A 13-year old right handed Nigerian girl presented with eleven weeks history of progressive visual loss, three weeks right hemi-body weakness which progressed to quadriparesis, dysphasia, severe headache, tonic-clonic seizures, neck pain, vomiting and fever.

Examination revealed Glasgow Coma Score (E4M6V2), expressive dysphasia and depressed mood. Visual Acuity was counting finger bilaterally. Neck was supple. She had global hypotonia, grade 3 hyper-reflexia and extensor Babinski bilaterally. Power was 0/5 in the right upper limb and right lower limb, 2/5 in the left lower limb and 4/5 in the left upper limb. Other examinations were unremarkable.

Contrast enhanced brain MRI revealed three cystic ring enhancing masses at left fronto-parieto-occipital region, associated oedema, midline shift and C2-C4 intramedullary mass with cord oedema. The ring enhancement was incomplete towards the cortex.

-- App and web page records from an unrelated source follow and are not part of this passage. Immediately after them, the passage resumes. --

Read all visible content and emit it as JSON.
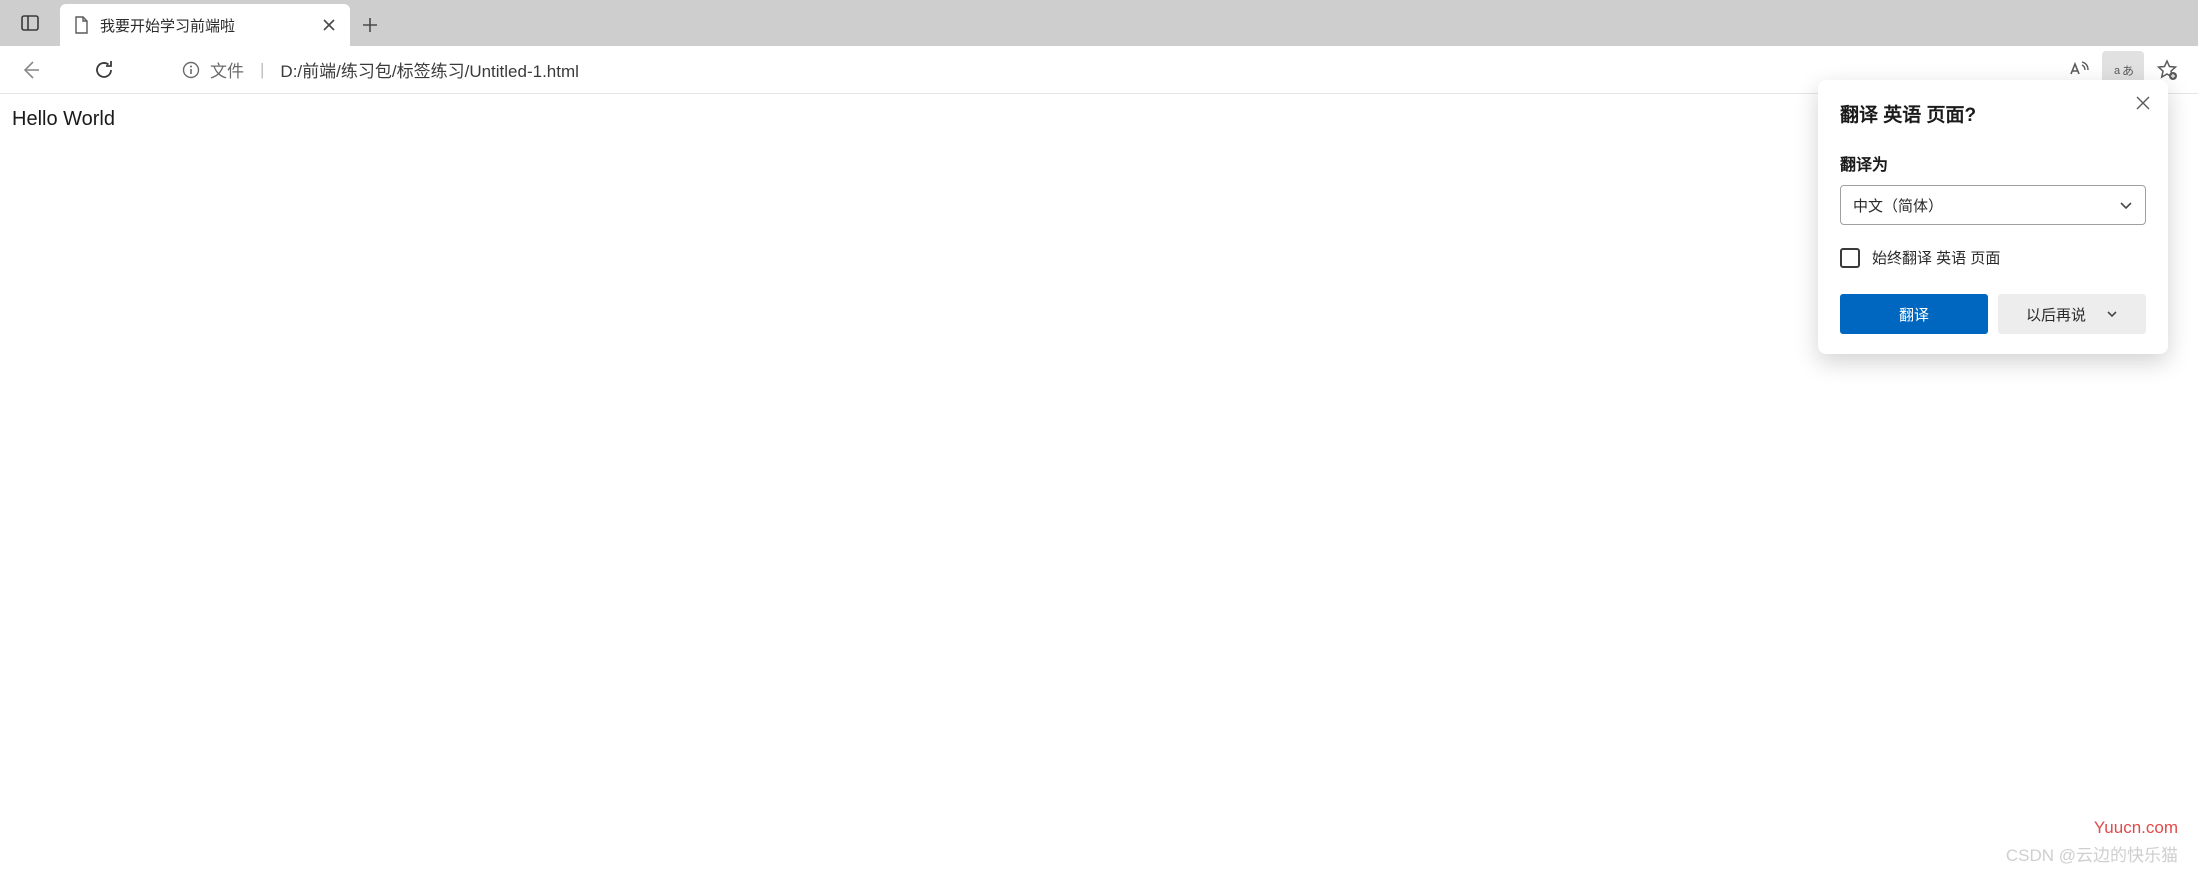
{
  "tab": {
    "title": "我要开始学习前端啦"
  },
  "address": {
    "scheme": "文件",
    "path": "D:/前端/练习包/标签练习/Untitled-1.html"
  },
  "page": {
    "body_text": "Hello World"
  },
  "translate_popup": {
    "title": "翻译 英语 页面?",
    "translate_to_label": "翻译为",
    "selected_language": "中文（简体）",
    "always_translate_label": "始终翻译 英语 页面",
    "translate_button": "翻译",
    "later_button": "以后再说"
  },
  "watermark": {
    "site": "Yuucn.com",
    "csdn": "CSDN @云边的快乐猫"
  }
}
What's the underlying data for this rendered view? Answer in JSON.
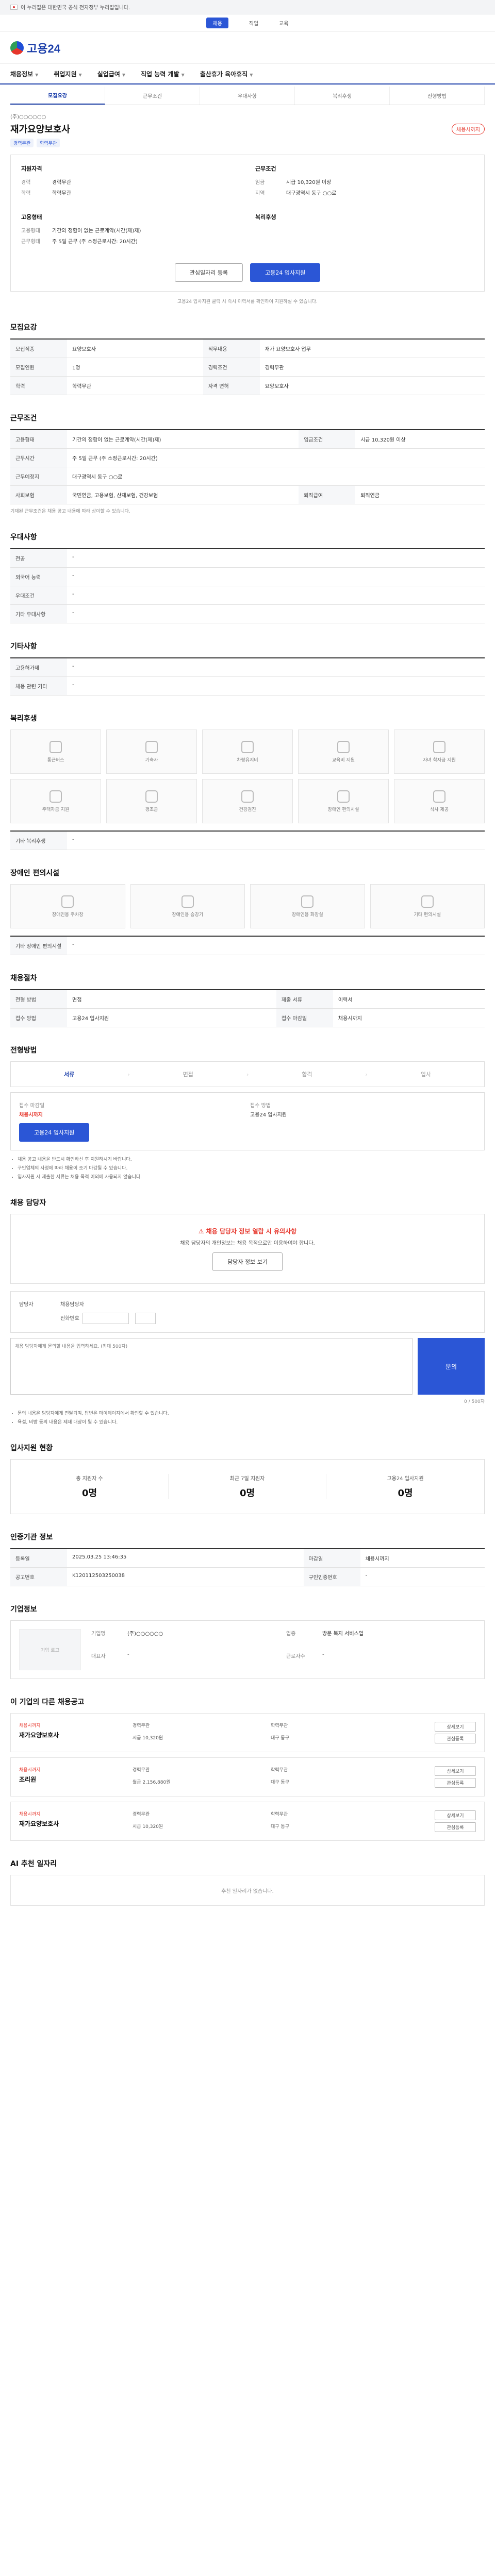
{
  "gov_banner": "이 누리집은 대한민국 공식 전자정부 누리집입니다.",
  "top_strip": [
    "채용",
    "직업",
    "교육"
  ],
  "brand": "고용24",
  "gnb": [
    "채용정보",
    "취업지원",
    "실업급여",
    "직업 능력 개발",
    "출산휴가 육아휴직"
  ],
  "tabs": [
    "모집요강",
    "근무조건",
    "우대사항",
    "복리후생",
    "전형방법"
  ],
  "company_name": "(주)○○○○○○",
  "job_title": "재가요양보호사",
  "closing_badge": "채용시까지",
  "badges": [
    "경력무관",
    "학력무관"
  ],
  "summary": {
    "left_title": "지원자격",
    "left_rows": [
      {
        "k": "경력",
        "v": "경력무관"
      },
      {
        "k": "학력",
        "v": "학력무관"
      }
    ],
    "right_title": "근무조건",
    "right_rows": [
      {
        "k": "임금",
        "v": "시급 10,320원 이상"
      },
      {
        "k": "지역",
        "v": "대구광역시 동구 ○○로"
      }
    ],
    "left2_title": "고용형태",
    "left2_rows": [
      {
        "k": "고용형태",
        "v": "기간의 정함이 없는 근로계약(시간(제)제)"
      },
      {
        "k": "근무형태",
        "v": "주 5일 근무 (주 소정근로시간: 20시간)"
      }
    ],
    "right2_title": "복리후생",
    "right2_rows": []
  },
  "buttons": {
    "scrap": "관심일자리 등록",
    "apply": "고용24 입사지원"
  },
  "apply_note": "고용24 입사지원 클릭 시 즉시 이력서를 확인하여 지원하실 수 있습니다.",
  "recruit": {
    "title": "모집요강",
    "rows": [
      {
        "k": "모집직종",
        "v": "요양보호사"
      },
      {
        "k": "직무내용",
        "v": "재가 요양보호사 업무"
      },
      {
        "k": "모집인원",
        "v": "1명"
      },
      {
        "k": "경력조건",
        "v": "경력무관"
      },
      {
        "k": "학력",
        "v": "학력무관"
      },
      {
        "k": "자격 면허",
        "v": "요양보호사"
      }
    ]
  },
  "conditions": {
    "title": "근무조건",
    "rows": [
      {
        "k": "고용형태",
        "v": "기간의 정함이 없는 근로계약(시간(제)제)"
      },
      {
        "k": "임금조건",
        "v": "시급 10,320원 이상"
      },
      {
        "k": "근무시간",
        "v": "주 5일 근무 (주 소정근로시간: 20시간)"
      },
      {
        "k": "근무예정지",
        "v": "대구광역시 동구 ○○로"
      },
      {
        "k": "사회보험",
        "v": "국민연금, 고용보험, 산재보험, 건강보험"
      },
      {
        "k": "퇴직급여",
        "v": "퇴직연금"
      }
    ],
    "note": "기재된 근무조건은 채용 공고 내용에 따라 상이할 수 있습니다."
  },
  "preference": {
    "title": "우대사항",
    "rows": [
      {
        "k": "전공",
        "v": "-"
      },
      {
        "k": "외국어 능력",
        "v": "-"
      },
      {
        "k": "우대조건",
        "v": "-"
      },
      {
        "k": "기타 우대사항",
        "v": "-"
      }
    ]
  },
  "other": {
    "title": "기타사항",
    "rows": [
      {
        "k": "고용허가제",
        "v": "-"
      },
      {
        "k": "채용 관련 기타",
        "v": "-"
      }
    ]
  },
  "welfare": {
    "title": "복리후생",
    "items": [
      "통근버스",
      "기숙사",
      "차량유지비",
      "교육비 지원",
      "자녀 학자금 지원",
      "주택자금 지원",
      "경조금",
      "건강검진",
      "장애인 편의시설",
      "식사 제공"
    ],
    "extra_k": "기타 복리후생",
    "extra_v": "-"
  },
  "disability": {
    "title": "장애인 편의시설",
    "items": [
      "장애인용 주차장",
      "장애인용 승강기",
      "장애인용 화장실",
      "기타 편의시설"
    ],
    "extra_k": "기타 장애인 편의시설",
    "extra_v": "-"
  },
  "process": {
    "title": "채용절차",
    "rows": [
      {
        "k": "전형 방법",
        "v": "면접"
      },
      {
        "k": "제출 서류",
        "v": "이력서"
      },
      {
        "k": "접수 방법",
        "v": "고용24 입사지원"
      },
      {
        "k": "접수 마감일",
        "v": "채용시까지"
      }
    ]
  },
  "steps": {
    "title": "전형방법",
    "labels": [
      "서류",
      "면접",
      "합격",
      "입사"
    ],
    "box": [
      {
        "k": "접수 마감일",
        "v": "채용시까지"
      },
      {
        "k": "접수 방법",
        "v": "고용24 입사지원"
      }
    ],
    "apply_btn": "고용24 입사지원",
    "bullets": [
      "채용 공고 내용을 반드시 확인하신 후 지원하시기 바랍니다.",
      "구인업체의 사정에 따라 채용이 조기 마감될 수 있습니다.",
      "입사지원 시 제출한 서류는 채용 목적 이외에 사용되지 않습니다."
    ]
  },
  "counselor": {
    "title": "채용 담당자",
    "warn_title": "채용 담당자 정보 열람 시 유의사항",
    "warn_text": "채용 담당자의 개인정보는 채용 목적으로만 이용하여야 합니다.",
    "btn": "담당자 정보 보기",
    "name_k": "담당자",
    "name_v": "채용담당자",
    "phone_k": "전화번호",
    "textarea_ph": "채용 담당자에게 문의할 내용을 입력하세요. (최대 500자)",
    "send": "문의",
    "count": "0 / 500자",
    "bullets": [
      "문의 내용은 담당자에게 전달되며, 답변은 마이페이지에서 확인할 수 있습니다.",
      "욕설, 비방 등의 내용은 제재 대상이 될 수 있습니다."
    ]
  },
  "stats": {
    "title": "입사지원 현황",
    "items": [
      {
        "label": "총 지원자 수",
        "value": "0명"
      },
      {
        "label": "최근 7일 지원자",
        "value": "0명"
      },
      {
        "label": "고용24 입사지원",
        "value": "0명"
      }
    ]
  },
  "posting": {
    "title": "인증기관 정보",
    "rows": [
      {
        "k": "등록일",
        "v": "2025.03.25 13:46:35"
      },
      {
        "k": "마감일",
        "v": "채용시까지"
      },
      {
        "k": "공고번호",
        "v": "K120112503250038"
      },
      {
        "k": "구인인증번호",
        "v": "-"
      }
    ]
  },
  "org": {
    "title": "기업정보",
    "img": "기업 로고",
    "rows": [
      {
        "k": "기업명",
        "v": "(주)○○○○○○"
      },
      {
        "k": "업종",
        "v": "방문 복지 서비스업"
      },
      {
        "k": "대표자",
        "v": "-"
      },
      {
        "k": "근로자수",
        "v": "-"
      }
    ]
  },
  "related": {
    "title": "이 기업의 다른 채용공고",
    "cards": [
      {
        "tag": "채용시까지",
        "title": "재가요양보호사",
        "c1": "경력무관",
        "c2": "학력무관",
        "c3": "시급 10,320원",
        "c4": "대구 동구"
      },
      {
        "tag": "채용시까지",
        "title": "조리원",
        "c1": "경력무관",
        "c2": "학력무관",
        "c3": "월급 2,156,880원",
        "c4": "대구 동구"
      },
      {
        "tag": "채용시까지",
        "title": "재가요양보호사",
        "c1": "경력무관",
        "c2": "학력무관",
        "c3": "시급 10,320원",
        "c4": "대구 동구"
      }
    ],
    "btn_detail": "상세보기",
    "btn_scrap": "관심등록"
  },
  "recommend": {
    "title": "AI 추천 일자리",
    "empty": "추천 일자리가 없습니다."
  }
}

Following initial suspicions of cystic brain tumour with spinal cord metastasis, she had decompression biopsy. Histology was inflammatory lesion, clinically assumed to be from brain abscess. Failure of antibiotic treatment and the deteriorating neurology prompted mini-craniectomy and biopsy of the cyst wall. Final diagnosis was tumefactive multiple sclerosis. She was successfully managed with methylprednisolone. Follow-up clinical condition has been satisfactory.

Keywords: TMS, cranial masses, multiple sclerosis, visual loss

AJOL African Journals Online